▶ [Problem details] Report back every line in the data that includes the string "Shift".

Interface dataset entries:
---
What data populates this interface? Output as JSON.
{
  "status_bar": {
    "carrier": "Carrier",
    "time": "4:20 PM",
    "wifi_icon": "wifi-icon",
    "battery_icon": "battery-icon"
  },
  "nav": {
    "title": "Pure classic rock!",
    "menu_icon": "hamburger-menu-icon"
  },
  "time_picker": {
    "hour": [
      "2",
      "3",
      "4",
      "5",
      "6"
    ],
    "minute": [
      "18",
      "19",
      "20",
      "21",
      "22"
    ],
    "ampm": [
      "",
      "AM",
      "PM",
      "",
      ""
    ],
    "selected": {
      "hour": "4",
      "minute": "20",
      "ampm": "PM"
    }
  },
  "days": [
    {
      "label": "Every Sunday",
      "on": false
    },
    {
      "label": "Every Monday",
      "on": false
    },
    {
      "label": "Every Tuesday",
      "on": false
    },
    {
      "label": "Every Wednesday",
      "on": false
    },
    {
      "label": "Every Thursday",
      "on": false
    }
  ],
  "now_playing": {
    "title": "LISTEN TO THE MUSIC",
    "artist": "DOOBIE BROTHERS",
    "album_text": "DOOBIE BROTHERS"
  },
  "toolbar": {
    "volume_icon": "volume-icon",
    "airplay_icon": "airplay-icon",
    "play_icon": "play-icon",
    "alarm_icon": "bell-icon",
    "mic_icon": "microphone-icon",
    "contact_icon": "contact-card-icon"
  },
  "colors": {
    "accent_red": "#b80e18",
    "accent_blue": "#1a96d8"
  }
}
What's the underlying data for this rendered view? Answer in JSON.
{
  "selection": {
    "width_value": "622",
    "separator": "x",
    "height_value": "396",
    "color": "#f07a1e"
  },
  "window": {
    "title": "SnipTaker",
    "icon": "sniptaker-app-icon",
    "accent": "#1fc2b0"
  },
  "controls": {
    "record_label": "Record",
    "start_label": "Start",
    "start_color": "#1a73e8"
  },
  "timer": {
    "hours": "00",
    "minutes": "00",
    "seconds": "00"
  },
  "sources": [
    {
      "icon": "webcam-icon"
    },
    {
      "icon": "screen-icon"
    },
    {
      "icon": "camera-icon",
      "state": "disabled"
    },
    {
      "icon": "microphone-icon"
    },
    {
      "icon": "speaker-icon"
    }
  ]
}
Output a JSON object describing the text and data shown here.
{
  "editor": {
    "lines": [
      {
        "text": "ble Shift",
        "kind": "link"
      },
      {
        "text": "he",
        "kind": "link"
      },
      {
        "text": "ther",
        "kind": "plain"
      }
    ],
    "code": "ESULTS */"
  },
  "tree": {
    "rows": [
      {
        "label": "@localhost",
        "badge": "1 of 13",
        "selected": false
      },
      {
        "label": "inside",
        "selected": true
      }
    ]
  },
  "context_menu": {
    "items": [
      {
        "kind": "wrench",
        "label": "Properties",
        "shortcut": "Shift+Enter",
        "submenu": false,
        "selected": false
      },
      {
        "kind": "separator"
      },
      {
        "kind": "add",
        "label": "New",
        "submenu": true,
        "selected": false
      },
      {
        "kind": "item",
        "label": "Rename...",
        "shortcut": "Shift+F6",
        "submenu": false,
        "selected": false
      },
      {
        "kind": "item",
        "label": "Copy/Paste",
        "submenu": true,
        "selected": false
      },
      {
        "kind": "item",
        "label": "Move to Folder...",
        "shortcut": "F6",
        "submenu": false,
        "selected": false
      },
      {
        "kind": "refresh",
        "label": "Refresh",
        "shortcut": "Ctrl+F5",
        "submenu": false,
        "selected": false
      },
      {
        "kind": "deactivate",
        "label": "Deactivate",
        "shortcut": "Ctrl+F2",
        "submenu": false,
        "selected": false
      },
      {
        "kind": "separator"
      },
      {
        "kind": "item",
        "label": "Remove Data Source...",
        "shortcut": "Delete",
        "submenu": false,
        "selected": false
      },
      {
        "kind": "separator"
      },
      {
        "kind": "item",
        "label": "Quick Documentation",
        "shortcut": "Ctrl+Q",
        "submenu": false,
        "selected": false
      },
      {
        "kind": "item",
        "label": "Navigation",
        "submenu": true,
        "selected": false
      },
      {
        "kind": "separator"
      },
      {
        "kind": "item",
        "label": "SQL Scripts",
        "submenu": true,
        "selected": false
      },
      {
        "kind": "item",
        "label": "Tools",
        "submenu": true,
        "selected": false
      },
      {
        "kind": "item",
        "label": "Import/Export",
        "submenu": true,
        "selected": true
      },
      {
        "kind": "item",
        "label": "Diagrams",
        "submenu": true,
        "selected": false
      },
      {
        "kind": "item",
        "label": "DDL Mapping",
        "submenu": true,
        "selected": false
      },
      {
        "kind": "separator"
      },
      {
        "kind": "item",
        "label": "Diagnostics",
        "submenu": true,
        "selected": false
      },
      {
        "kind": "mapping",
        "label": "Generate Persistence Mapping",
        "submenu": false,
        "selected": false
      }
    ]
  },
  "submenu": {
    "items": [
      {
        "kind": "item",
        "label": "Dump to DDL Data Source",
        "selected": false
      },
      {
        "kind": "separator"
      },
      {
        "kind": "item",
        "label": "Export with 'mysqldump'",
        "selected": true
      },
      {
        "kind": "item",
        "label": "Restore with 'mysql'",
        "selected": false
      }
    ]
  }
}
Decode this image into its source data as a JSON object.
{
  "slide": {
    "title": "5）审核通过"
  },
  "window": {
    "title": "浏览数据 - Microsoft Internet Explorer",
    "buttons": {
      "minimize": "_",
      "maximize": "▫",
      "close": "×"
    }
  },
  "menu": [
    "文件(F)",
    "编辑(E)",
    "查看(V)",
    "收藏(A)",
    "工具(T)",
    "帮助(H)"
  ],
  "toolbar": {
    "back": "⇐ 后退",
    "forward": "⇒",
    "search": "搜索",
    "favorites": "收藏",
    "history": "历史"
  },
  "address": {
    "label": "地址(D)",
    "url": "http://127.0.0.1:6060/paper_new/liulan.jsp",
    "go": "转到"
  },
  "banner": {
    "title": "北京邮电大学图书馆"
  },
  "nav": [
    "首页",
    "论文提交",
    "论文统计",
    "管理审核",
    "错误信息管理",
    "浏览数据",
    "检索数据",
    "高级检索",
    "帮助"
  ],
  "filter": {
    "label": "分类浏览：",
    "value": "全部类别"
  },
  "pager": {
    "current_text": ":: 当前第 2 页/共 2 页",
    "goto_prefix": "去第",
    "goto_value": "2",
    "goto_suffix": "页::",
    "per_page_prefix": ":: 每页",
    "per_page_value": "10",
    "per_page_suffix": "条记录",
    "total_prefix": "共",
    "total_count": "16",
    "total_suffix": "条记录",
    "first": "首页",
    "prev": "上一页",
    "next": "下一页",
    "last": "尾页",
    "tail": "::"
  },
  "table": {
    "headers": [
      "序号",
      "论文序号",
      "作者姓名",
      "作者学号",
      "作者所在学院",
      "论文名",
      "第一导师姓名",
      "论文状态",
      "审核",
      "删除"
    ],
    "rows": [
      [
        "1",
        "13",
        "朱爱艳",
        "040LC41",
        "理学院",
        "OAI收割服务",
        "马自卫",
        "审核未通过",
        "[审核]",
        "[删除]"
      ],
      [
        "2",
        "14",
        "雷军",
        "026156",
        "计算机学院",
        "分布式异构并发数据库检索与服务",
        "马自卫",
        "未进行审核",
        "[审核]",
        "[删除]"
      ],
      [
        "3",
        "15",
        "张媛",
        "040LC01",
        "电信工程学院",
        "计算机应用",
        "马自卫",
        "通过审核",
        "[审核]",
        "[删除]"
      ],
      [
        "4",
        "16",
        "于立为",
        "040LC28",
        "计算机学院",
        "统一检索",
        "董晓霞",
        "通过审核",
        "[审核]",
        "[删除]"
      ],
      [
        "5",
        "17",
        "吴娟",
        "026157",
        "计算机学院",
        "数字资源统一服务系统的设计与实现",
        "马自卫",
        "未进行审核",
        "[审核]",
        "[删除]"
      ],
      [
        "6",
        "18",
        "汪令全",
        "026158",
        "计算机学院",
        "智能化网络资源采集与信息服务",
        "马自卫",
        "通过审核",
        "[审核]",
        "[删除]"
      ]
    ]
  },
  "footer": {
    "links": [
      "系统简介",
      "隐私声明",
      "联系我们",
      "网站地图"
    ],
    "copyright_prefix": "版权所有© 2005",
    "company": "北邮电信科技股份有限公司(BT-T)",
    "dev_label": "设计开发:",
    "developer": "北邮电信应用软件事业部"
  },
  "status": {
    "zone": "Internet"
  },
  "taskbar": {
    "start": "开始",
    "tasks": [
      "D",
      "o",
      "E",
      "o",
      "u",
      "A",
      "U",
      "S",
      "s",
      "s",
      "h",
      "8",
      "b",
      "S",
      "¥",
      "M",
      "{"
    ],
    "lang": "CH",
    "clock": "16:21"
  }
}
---
▶ [Task result]
        "text": "ble Shift",
        "shortcut": "Shift+Enter",
        "shortcut": "Shift+F6",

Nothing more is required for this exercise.